[[ Dataset entries open ]]

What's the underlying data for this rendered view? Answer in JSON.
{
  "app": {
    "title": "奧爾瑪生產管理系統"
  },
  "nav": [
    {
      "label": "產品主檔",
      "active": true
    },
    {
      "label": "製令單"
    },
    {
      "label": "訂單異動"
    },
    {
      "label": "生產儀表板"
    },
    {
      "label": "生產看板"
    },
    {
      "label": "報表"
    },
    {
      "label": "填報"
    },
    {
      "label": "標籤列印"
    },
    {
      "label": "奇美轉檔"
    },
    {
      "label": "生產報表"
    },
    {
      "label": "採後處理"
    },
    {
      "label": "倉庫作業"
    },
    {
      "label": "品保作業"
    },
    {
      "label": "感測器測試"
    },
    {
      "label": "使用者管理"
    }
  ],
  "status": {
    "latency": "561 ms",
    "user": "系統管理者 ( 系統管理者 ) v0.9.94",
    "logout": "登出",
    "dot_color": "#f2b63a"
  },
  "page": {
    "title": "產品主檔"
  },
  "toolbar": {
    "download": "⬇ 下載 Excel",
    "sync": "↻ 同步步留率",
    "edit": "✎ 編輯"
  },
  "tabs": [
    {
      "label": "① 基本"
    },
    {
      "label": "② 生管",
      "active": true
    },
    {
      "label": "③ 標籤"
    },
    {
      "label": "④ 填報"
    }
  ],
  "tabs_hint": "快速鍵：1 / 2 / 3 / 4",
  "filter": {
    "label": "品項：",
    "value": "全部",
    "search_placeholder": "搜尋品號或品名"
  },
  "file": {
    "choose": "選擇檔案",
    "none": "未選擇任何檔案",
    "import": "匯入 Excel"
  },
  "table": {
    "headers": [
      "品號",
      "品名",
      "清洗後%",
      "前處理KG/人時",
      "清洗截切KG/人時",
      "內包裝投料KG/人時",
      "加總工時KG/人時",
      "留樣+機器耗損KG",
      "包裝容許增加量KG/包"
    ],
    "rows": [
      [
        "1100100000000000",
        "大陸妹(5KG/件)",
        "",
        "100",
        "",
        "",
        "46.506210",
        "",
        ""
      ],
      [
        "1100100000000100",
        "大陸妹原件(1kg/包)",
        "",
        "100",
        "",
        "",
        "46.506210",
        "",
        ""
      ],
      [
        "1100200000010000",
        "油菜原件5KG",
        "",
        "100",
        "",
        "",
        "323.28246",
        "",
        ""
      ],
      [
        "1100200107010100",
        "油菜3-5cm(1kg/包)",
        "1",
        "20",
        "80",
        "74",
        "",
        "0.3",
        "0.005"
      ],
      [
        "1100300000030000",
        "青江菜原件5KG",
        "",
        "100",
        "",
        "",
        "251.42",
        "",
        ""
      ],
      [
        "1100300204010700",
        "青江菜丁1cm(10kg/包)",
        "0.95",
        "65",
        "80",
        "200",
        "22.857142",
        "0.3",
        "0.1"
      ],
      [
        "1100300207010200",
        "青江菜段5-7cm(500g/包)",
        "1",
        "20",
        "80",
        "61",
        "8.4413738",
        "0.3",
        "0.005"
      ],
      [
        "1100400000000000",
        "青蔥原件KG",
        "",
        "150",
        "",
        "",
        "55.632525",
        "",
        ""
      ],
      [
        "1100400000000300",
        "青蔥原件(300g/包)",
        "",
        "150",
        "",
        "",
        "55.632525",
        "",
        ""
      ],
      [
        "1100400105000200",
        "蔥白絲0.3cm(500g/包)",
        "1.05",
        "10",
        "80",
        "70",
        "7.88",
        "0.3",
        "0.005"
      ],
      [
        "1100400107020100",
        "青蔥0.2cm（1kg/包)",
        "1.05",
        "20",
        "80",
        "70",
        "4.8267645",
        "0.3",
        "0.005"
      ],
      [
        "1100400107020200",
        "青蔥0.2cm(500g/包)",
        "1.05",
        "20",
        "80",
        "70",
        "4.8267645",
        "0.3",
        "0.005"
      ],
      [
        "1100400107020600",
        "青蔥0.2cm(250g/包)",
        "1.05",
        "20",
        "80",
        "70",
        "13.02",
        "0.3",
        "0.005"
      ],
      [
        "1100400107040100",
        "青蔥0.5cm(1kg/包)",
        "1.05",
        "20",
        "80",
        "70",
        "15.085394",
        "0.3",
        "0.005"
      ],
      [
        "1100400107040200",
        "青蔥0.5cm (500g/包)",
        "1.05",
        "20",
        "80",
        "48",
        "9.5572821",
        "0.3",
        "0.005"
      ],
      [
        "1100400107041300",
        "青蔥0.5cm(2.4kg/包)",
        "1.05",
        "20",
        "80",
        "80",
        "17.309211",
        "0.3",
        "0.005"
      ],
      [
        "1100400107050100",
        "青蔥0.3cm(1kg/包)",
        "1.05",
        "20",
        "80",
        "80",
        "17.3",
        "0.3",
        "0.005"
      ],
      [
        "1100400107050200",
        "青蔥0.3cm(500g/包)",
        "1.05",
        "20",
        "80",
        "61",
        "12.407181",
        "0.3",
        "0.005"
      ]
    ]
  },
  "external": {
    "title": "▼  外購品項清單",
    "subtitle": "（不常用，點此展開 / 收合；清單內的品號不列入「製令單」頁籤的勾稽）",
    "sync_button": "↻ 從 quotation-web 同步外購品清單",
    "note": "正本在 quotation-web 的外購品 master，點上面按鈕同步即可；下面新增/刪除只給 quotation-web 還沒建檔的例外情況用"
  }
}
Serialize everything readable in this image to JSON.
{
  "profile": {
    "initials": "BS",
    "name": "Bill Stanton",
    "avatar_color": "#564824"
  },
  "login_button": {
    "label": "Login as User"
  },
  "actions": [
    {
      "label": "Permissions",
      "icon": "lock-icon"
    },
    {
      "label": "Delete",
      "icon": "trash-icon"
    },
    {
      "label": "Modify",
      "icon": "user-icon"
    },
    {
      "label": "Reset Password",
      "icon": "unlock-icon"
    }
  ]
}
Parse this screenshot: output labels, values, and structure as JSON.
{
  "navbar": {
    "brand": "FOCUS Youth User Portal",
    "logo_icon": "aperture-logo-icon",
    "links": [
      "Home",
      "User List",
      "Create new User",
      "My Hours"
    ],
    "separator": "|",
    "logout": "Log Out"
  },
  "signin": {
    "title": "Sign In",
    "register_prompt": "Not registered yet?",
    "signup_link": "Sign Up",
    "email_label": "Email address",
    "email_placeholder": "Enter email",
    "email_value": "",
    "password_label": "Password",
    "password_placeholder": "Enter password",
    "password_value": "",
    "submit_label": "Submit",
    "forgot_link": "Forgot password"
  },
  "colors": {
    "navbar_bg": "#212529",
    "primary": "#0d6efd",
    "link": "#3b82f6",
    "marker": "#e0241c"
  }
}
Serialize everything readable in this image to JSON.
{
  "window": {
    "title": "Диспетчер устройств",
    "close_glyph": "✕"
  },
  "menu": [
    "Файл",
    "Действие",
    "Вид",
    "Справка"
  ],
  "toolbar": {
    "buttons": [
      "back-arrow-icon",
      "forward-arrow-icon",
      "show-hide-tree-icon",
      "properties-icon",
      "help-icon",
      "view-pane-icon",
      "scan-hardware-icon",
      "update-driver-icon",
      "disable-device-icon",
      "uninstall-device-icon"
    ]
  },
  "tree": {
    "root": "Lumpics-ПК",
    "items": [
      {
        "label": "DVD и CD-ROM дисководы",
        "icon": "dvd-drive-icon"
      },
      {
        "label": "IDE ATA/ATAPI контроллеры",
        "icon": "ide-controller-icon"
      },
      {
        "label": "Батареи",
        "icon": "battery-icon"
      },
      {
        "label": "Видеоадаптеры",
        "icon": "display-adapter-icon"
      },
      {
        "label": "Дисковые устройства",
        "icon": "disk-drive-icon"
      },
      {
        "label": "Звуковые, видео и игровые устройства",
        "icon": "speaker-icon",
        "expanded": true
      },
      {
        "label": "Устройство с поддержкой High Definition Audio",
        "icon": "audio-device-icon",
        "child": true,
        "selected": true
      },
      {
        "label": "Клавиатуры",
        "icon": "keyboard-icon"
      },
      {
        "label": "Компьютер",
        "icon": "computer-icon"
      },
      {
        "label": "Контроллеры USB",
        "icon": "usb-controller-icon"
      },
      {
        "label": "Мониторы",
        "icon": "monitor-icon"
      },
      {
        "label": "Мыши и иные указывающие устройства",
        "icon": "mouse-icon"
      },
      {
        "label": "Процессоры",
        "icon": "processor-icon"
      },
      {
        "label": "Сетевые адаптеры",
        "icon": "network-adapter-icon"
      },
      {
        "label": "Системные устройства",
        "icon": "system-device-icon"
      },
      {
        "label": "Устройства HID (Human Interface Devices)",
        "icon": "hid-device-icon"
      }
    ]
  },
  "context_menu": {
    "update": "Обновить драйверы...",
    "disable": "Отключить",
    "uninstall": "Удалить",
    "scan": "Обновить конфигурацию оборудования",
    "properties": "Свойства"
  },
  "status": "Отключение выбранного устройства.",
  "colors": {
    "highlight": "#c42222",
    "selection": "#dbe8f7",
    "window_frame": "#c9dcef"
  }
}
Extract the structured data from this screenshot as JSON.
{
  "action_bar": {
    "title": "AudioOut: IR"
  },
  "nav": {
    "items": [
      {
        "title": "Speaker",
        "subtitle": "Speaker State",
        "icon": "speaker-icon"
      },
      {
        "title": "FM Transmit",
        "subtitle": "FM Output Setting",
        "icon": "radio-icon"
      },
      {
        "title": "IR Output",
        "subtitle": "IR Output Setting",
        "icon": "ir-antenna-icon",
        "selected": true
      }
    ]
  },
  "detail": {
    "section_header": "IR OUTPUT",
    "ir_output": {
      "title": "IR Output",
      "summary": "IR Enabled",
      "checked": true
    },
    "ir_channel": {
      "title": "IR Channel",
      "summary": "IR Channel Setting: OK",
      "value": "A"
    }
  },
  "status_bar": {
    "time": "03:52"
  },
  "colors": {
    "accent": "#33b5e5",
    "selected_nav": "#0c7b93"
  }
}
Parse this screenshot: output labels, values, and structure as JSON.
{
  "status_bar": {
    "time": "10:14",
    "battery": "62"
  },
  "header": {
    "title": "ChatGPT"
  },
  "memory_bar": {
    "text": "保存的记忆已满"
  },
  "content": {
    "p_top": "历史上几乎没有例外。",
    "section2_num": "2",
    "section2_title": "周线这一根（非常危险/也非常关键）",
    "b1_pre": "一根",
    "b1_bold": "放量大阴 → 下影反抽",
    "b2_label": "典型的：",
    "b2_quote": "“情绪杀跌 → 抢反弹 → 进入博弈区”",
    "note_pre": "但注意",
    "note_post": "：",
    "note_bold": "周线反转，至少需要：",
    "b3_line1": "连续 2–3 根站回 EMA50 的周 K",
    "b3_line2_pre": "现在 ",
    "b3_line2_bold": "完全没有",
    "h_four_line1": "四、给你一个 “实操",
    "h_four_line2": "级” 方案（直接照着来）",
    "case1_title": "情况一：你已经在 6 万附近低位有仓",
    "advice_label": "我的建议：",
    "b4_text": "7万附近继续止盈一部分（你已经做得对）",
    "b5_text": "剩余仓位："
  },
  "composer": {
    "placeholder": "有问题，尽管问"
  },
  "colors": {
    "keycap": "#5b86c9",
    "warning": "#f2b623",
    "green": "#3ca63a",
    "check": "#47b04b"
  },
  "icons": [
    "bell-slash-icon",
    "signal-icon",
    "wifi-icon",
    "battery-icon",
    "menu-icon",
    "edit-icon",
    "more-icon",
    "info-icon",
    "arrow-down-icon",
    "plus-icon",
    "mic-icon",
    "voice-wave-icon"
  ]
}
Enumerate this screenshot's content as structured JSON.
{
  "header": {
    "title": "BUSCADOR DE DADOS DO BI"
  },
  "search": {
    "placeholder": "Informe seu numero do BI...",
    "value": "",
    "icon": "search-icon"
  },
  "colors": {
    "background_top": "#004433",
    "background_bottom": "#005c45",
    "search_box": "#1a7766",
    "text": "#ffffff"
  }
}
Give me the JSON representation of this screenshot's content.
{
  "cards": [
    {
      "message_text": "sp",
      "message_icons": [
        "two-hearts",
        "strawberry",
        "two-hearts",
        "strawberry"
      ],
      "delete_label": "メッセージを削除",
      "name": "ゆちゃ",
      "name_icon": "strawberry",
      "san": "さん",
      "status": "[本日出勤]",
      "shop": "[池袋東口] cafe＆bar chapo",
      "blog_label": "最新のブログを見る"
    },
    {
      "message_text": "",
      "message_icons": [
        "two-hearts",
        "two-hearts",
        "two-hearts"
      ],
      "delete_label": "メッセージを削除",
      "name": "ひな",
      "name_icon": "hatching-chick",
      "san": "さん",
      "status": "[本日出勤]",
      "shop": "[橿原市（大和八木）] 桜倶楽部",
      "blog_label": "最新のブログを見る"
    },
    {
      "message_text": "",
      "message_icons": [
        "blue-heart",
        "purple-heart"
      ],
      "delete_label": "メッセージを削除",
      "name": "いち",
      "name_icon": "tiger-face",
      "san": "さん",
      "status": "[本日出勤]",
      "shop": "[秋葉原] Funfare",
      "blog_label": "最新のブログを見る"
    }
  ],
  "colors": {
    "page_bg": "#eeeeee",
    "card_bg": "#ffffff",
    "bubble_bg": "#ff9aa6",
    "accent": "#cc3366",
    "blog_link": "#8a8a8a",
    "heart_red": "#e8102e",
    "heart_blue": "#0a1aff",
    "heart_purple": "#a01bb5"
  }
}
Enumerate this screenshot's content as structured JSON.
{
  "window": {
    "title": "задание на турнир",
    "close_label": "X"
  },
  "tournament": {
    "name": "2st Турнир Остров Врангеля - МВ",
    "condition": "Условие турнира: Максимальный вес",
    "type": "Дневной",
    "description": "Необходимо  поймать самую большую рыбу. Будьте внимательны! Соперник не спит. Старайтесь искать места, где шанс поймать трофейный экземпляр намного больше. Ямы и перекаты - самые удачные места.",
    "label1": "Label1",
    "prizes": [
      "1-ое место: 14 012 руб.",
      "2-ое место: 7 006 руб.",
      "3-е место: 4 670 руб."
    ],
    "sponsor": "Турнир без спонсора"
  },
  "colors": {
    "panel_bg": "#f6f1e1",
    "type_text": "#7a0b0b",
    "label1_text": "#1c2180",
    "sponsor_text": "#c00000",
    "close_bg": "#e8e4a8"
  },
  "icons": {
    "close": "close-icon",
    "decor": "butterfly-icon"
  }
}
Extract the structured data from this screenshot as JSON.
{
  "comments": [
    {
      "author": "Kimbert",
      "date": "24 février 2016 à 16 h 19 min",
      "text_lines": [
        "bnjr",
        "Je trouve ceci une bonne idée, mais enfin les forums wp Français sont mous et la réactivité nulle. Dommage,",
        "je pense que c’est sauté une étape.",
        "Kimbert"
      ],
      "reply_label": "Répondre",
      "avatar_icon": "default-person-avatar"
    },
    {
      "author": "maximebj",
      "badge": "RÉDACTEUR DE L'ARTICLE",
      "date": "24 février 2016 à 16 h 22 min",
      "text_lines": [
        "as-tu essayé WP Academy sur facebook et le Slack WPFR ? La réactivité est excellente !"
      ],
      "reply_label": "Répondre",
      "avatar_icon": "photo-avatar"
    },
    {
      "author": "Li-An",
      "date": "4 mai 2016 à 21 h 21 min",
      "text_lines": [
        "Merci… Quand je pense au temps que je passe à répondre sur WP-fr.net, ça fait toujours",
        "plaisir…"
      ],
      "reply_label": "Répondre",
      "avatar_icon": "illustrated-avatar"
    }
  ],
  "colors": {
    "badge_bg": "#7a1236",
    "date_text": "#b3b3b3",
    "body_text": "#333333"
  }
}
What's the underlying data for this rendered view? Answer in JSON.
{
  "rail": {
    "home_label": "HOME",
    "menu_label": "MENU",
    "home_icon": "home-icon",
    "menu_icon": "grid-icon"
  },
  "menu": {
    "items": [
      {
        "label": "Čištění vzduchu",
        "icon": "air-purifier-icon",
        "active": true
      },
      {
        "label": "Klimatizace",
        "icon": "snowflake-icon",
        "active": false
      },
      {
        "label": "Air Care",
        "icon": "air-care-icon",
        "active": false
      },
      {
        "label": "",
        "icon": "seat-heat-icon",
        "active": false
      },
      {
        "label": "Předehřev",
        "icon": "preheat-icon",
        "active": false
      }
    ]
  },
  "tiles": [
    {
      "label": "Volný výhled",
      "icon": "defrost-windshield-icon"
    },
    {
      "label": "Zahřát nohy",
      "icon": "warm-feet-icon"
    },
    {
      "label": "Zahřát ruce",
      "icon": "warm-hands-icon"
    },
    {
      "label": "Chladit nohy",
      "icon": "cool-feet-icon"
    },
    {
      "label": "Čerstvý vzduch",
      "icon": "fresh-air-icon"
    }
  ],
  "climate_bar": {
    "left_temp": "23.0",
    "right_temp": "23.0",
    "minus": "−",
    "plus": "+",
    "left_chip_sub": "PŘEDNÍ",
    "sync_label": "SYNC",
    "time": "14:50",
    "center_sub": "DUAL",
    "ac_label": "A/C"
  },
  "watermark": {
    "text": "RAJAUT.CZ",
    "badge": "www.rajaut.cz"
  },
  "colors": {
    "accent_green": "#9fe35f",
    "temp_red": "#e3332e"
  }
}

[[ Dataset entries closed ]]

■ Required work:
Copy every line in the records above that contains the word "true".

■ Exercise response:
      "active": true
      "active": true
        "expanded": true
        "child": true,
        "selected": true
        "selected": true
      "checked": true
        "active": true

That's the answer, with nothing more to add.